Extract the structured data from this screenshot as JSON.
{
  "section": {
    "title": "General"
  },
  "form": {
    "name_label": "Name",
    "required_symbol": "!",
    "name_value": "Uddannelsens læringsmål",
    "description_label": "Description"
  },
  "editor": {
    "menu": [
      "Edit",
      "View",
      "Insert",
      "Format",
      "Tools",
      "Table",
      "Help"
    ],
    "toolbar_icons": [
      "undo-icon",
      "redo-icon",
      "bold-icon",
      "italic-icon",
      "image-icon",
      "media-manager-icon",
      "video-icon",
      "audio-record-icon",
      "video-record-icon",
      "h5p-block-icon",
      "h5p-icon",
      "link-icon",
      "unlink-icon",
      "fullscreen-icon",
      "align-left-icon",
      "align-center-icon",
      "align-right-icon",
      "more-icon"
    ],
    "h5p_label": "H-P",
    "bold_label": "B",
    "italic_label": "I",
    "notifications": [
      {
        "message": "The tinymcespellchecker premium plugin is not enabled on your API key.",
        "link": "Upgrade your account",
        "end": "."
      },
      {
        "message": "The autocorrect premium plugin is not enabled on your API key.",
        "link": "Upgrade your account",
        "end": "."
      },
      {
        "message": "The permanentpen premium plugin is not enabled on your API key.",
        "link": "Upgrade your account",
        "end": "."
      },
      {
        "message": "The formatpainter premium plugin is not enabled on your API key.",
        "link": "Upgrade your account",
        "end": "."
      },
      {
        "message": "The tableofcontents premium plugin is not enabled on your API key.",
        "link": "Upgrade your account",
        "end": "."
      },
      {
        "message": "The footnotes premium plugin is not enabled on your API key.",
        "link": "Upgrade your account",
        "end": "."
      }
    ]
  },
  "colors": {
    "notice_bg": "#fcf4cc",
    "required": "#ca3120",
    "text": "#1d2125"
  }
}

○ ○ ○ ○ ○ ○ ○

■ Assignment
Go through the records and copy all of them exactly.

■ Problem solution
Extract the structured data from this screenshot as JSON.
{
  "section": {
    "title": "General"
  },
  "form": {
    "name_label": "Name",
    "required_symbol": "!",
    "name_value": "Uddannelsens læringsmål",
    "description_label": "Description"
  },
  "editor": {
    "menu": [
      "Edit",
      "View",
      "Insert",
      "Format",
      "Tools",
      "Table",
      "Help"
    ],
    "toolbar_icons": [
      "undo-icon",
      "redo-icon",
      "bold-icon",
      "italic-icon",
      "image-icon",
      "media-manager-icon",
      "video-icon",
      "audio-record-icon",
      "video-record-icon",
      "h5p-block-icon",
      "h5p-icon",
      "link-icon",
      "unlink-icon",
      "fullscreen-icon",
      "align-left-icon",
      "align-center-icon",
      "align-right-icon",
      "more-icon"
    ],
    "h5p_label": "H-P",
    "bold_label": "B",
    "italic_label": "I",
    "notifications": [
      {
        "message": "The tinymcespellchecker premium plugin is not enabled on your API key.",
        "link": "Upgrade your account",
        "end": "."
      },
      {
        "message": "The autocorrect premium plugin is not enabled on your API key.",
        "link": "Upgrade your account",
        "end": "."
      },
      {
        "message": "The permanentpen premium plugin is not enabled on your API key.",
        "link": "Upgrade your account",
        "end": "."
      },
      {
        "message": "The formatpainter premium plugin is not enabled on your API key.",
        "link": "Upgrade your account",
        "end": "."
      },
      {
        "message": "The tableofcontents premium plugin is not enabled on your API key.",
        "link": "Upgrade your account",
        "end": "."
      },
      {
        "message": "The footnotes premium plugin is not enabled on your API key.",
        "link": "Upgrade your account",
        "end": "."
      }
    ]
  },
  "colors": {
    "notice_bg": "#fcf4cc",
    "required": "#ca3120",
    "text": "#1d2125"
  }
}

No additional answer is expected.